**Task material:**
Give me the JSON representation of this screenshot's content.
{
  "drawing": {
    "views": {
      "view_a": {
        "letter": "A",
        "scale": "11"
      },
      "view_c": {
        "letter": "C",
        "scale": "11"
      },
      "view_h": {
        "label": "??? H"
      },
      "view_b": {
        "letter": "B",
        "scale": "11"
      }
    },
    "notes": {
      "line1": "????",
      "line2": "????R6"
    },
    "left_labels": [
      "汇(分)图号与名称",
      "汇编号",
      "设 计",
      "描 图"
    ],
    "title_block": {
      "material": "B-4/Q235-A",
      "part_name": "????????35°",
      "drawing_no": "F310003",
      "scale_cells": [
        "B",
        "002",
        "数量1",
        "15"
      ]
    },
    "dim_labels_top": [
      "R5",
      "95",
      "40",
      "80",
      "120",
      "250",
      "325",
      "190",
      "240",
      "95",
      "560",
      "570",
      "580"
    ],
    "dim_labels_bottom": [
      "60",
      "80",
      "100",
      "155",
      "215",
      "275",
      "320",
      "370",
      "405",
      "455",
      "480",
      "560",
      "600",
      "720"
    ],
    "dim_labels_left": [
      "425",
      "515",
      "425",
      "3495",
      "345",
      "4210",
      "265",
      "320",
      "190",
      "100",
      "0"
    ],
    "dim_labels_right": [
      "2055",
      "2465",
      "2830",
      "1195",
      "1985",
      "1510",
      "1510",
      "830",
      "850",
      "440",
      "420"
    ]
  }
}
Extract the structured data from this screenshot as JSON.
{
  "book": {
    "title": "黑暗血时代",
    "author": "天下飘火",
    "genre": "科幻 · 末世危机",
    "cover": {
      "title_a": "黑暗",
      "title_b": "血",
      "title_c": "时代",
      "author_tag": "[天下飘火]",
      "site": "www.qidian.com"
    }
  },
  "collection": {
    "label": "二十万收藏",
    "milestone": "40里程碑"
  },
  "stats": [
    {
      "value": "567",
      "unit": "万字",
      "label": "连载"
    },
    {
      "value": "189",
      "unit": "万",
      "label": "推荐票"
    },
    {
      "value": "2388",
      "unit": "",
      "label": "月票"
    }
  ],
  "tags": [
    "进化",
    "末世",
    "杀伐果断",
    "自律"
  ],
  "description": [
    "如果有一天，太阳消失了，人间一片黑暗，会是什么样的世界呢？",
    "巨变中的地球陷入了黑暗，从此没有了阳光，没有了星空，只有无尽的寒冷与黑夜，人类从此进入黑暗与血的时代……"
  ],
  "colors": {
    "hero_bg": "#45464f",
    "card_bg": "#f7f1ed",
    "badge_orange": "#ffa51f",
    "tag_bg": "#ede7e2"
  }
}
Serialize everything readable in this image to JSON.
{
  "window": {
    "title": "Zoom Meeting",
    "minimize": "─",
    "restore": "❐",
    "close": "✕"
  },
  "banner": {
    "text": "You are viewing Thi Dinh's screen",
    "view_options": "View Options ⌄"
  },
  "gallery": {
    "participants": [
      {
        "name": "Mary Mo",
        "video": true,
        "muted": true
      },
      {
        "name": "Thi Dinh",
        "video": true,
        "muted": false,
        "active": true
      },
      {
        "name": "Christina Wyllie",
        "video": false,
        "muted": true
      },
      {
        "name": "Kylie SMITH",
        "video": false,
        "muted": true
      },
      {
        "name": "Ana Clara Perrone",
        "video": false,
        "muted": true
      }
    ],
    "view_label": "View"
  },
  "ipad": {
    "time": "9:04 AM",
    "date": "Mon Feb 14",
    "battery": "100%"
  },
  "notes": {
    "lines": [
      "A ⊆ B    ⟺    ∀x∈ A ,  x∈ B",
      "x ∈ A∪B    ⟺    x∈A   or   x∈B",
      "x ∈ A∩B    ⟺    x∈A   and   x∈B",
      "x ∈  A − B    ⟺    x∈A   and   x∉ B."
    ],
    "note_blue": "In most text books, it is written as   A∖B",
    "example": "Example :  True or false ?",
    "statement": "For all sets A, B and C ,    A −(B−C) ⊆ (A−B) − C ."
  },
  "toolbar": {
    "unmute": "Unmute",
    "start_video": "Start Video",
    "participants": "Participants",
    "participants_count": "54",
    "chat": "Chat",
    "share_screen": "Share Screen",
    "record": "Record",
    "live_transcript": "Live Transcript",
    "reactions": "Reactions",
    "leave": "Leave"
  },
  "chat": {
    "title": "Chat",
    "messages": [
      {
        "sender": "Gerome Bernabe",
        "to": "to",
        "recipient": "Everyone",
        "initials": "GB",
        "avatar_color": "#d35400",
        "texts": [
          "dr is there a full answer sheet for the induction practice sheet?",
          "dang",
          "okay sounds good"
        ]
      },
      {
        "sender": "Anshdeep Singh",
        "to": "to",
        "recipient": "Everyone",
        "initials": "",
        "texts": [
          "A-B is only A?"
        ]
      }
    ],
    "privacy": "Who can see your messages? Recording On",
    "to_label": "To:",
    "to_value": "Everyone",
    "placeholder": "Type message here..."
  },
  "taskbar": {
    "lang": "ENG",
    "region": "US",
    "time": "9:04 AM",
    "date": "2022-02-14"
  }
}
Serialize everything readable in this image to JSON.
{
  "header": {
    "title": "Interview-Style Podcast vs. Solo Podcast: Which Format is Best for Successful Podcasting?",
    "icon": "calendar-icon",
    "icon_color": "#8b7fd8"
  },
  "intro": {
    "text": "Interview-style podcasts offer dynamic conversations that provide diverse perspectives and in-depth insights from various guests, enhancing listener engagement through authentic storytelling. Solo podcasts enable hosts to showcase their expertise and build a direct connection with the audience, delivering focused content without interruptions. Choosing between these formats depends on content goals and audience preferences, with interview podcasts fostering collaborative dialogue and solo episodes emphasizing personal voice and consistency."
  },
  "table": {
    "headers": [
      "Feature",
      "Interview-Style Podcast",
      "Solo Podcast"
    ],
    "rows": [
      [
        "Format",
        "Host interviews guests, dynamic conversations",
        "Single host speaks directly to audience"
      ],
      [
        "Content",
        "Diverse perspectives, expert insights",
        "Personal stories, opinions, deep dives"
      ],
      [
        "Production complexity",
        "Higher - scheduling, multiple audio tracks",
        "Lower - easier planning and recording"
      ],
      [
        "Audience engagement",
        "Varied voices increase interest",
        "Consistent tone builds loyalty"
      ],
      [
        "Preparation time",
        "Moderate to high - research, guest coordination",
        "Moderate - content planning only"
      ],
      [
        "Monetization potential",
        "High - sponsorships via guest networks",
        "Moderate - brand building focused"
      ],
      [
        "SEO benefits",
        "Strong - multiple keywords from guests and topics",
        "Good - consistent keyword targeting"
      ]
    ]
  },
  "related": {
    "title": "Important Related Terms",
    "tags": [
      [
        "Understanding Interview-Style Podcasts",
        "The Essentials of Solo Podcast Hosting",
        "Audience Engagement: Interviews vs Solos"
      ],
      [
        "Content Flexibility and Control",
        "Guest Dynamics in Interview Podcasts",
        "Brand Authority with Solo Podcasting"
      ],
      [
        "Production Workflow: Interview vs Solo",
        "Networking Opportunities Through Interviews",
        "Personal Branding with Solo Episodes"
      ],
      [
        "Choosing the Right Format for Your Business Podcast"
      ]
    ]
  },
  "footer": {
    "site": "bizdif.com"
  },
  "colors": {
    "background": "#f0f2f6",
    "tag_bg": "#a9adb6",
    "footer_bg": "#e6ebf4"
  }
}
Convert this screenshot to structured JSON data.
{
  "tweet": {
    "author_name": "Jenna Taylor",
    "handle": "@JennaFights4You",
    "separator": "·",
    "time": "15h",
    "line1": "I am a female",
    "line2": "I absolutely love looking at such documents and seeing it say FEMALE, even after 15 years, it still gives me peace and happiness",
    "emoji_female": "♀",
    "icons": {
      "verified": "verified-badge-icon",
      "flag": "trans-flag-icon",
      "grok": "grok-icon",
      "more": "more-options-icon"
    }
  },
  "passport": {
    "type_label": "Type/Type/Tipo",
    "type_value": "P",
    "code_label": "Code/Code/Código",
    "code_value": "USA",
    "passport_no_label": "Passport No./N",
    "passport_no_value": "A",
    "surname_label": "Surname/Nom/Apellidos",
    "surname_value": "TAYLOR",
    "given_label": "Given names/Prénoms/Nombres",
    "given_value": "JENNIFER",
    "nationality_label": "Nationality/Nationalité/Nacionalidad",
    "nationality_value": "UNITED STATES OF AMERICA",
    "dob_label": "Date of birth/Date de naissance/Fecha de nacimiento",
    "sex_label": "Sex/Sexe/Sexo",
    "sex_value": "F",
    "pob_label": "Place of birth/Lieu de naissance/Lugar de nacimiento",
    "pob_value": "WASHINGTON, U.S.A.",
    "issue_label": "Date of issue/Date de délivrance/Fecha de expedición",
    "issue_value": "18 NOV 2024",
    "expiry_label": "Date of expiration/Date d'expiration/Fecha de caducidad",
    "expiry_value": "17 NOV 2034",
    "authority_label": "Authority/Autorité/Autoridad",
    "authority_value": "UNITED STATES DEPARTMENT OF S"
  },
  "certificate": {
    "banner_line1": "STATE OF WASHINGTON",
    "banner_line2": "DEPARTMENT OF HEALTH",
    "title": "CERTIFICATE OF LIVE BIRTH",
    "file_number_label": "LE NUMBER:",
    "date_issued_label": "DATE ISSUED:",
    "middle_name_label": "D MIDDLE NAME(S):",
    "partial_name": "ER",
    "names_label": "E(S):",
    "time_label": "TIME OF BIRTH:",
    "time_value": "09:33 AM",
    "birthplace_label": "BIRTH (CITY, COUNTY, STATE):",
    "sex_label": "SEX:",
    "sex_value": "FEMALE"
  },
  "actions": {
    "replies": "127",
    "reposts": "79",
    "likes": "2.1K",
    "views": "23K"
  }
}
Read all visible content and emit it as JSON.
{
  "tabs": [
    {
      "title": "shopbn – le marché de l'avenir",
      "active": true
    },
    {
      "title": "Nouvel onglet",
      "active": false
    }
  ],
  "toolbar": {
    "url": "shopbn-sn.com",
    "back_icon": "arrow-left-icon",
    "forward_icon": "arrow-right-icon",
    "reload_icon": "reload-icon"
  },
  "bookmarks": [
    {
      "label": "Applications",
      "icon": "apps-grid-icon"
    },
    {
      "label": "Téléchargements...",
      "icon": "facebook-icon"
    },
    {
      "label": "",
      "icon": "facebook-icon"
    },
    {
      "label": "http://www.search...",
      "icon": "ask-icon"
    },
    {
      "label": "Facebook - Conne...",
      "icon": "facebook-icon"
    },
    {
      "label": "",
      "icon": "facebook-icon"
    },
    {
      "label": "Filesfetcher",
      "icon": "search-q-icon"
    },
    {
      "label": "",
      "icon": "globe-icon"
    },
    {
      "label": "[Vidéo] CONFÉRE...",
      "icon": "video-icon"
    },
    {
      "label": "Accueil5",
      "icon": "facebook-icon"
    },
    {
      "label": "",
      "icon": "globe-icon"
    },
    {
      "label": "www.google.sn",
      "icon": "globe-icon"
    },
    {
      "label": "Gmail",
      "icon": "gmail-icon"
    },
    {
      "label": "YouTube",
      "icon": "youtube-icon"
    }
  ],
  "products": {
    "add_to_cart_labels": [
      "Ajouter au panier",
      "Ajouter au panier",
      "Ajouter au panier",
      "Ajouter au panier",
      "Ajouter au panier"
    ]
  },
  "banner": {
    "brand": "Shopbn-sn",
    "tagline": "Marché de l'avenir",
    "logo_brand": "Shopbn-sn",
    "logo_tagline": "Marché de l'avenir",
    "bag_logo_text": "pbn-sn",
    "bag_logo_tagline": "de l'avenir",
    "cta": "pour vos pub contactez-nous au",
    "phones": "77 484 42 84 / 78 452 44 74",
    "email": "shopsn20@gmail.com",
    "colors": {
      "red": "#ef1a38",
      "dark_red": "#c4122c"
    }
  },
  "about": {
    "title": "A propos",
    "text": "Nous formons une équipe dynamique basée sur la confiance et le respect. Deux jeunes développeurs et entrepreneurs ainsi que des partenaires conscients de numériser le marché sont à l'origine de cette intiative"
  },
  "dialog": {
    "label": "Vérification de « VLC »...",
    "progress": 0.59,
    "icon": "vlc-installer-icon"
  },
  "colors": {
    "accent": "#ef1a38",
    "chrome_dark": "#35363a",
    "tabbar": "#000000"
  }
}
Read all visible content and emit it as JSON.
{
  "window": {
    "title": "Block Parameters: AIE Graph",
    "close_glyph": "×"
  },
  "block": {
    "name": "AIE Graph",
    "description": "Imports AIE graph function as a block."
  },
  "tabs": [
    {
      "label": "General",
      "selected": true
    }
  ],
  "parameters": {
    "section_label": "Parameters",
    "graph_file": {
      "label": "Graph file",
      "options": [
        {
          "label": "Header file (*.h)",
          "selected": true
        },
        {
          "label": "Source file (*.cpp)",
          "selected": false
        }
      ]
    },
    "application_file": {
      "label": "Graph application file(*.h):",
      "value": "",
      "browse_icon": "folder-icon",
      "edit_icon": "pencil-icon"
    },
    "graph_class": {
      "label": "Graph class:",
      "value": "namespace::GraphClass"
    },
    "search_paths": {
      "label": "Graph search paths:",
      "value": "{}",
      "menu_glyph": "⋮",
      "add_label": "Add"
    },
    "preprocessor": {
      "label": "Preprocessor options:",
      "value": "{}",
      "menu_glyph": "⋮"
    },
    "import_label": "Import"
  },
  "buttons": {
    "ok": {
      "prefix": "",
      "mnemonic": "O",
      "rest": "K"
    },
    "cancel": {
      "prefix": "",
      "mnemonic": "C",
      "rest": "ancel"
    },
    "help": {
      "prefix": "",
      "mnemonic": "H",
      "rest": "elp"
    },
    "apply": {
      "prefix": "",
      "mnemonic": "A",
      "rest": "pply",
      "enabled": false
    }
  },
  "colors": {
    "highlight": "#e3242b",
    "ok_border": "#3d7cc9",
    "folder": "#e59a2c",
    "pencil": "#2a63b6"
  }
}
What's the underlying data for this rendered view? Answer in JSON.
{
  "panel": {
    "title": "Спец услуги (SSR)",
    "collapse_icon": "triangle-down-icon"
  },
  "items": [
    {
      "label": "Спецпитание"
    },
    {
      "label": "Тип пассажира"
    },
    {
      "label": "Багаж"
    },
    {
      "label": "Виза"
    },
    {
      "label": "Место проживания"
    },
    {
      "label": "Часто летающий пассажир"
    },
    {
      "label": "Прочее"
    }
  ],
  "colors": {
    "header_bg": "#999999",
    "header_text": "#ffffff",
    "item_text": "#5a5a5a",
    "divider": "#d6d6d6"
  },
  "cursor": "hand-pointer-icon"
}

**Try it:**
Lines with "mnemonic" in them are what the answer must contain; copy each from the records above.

**Solved exercise:**
      "mnemonic": "O",
      "mnemonic": "C",
      "mnemonic": "H",
      "mnemonic": "A",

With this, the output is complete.